## Assigned task
Could the data below be copied out in full, word for word?

Interface dataset entries:
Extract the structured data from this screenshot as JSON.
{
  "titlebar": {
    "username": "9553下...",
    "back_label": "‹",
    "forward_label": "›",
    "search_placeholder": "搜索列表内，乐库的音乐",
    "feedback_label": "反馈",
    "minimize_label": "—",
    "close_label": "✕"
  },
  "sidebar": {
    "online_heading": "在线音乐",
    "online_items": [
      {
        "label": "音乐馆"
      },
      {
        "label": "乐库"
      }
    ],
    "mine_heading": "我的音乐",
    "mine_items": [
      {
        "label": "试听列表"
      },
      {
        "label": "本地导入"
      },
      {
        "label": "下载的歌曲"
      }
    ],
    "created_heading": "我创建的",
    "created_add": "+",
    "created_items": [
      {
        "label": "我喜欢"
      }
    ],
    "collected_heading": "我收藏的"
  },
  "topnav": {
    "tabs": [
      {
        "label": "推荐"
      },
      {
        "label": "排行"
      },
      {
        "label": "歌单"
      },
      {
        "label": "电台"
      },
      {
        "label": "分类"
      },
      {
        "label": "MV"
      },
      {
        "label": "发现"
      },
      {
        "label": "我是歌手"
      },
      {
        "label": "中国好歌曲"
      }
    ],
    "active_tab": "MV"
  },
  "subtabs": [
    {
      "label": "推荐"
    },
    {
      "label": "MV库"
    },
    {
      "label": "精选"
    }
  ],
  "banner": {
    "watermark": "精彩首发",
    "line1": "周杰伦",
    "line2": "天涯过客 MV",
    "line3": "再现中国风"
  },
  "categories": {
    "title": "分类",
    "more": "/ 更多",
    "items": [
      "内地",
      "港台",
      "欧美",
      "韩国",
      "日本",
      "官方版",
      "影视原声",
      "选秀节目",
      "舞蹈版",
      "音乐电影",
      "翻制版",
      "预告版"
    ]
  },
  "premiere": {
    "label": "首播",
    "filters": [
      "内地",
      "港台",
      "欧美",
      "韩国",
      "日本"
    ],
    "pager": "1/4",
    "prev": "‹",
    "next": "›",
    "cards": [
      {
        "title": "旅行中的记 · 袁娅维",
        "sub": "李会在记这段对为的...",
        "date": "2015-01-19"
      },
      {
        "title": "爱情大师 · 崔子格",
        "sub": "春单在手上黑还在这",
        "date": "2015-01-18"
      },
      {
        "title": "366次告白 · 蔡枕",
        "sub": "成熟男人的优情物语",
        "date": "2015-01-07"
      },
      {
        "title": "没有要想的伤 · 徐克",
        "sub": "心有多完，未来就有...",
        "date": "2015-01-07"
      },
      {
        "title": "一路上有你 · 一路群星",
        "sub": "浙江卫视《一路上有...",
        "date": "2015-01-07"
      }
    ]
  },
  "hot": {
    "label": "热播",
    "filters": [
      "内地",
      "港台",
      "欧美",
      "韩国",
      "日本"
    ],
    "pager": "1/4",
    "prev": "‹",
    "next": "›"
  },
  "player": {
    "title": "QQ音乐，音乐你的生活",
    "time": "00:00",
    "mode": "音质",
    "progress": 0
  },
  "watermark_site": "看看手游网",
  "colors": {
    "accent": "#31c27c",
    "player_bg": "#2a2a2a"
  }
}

## Exercise response
Extract the structured data from this screenshot as JSON.
{
  "titlebar": {
    "username": "9553下...",
    "back_label": "‹",
    "forward_label": "›",
    "search_placeholder": "搜索列表内，乐库的音乐",
    "feedback_label": "反馈",
    "minimize_label": "—",
    "close_label": "✕"
  },
  "sidebar": {
    "online_heading": "在线音乐",
    "online_items": [
      {
        "label": "音乐馆"
      },
      {
        "label": "乐库"
      }
    ],
    "mine_heading": "我的音乐",
    "mine_items": [
      {
        "label": "试听列表"
      },
      {
        "label": "本地导入"
      },
      {
        "label": "下载的歌曲"
      }
    ],
    "created_heading": "我创建的",
    "created_add": "+",
    "created_items": [
      {
        "label": "我喜欢"
      }
    ],
    "collected_heading": "我收藏的"
  },
  "topnav": {
    "tabs": [
      {
        "label": "推荐"
      },
      {
        "label": "排行"
      },
      {
        "label": "歌单"
      },
      {
        "label": "电台"
      },
      {
        "label": "分类"
      },
      {
        "label": "MV"
      },
      {
        "label": "发现"
      },
      {
        "label": "我是歌手"
      },
      {
        "label": "中国好歌曲"
      }
    ],
    "active_tab": "MV"
  },
  "subtabs": [
    {
      "label": "推荐"
    },
    {
      "label": "MV库"
    },
    {
      "label": "精选"
    }
  ],
  "banner": {
    "watermark": "精彩首发",
    "line1": "周杰伦",
    "line2": "天涯过客 MV",
    "line3": "再现中国风"
  },
  "categories": {
    "title": "分类",
    "more": "/ 更多",
    "items": [
      "内地",
      "港台",
      "欧美",
      "韩国",
      "日本",
      "官方版",
      "影视原声",
      "选秀节目",
      "舞蹈版",
      "音乐电影",
      "翻制版",
      "预告版"
    ]
  },
  "premiere": {
    "label": "首播",
    "filters": [
      "内地",
      "港台",
      "欧美",
      "韩国",
      "日本"
    ],
    "pager": "1/4",
    "prev": "‹",
    "next": "›",
    "cards": [
      {
        "title": "旅行中的记 · 袁娅维",
        "sub": "李会在记这段对为的...",
        "date": "2015-01-19"
      },
      {
        "title": "爱情大师 · 崔子格",
        "sub": "春单在手上黑还在这",
        "date": "2015-01-18"
      },
      {
        "title": "366次告白 · 蔡枕",
        "sub": "成熟男人的优情物语",
        "date": "2015-01-07"
      },
      {
        "title": "没有要想的伤 · 徐克",
        "sub": "心有多完，未来就有...",
        "date": "2015-01-07"
      },
      {
        "title": "一路上有你 · 一路群星",
        "sub": "浙江卫视《一路上有...",
        "date": "2015-01-07"
      }
    ]
  },
  "hot": {
    "label": "热播",
    "filters": [
      "内地",
      "港台",
      "欧美",
      "韩国",
      "日本"
    ],
    "pager": "1/4",
    "prev": "‹",
    "next": "›"
  },
  "player": {
    "title": "QQ音乐，音乐你的生活",
    "time": "00:00",
    "mode": "音质",
    "progress": 0
  },
  "watermark_site": "看看手游网",
  "colors": {
    "accent": "#31c27c",
    "player_bg": "#2a2a2a"
  }
}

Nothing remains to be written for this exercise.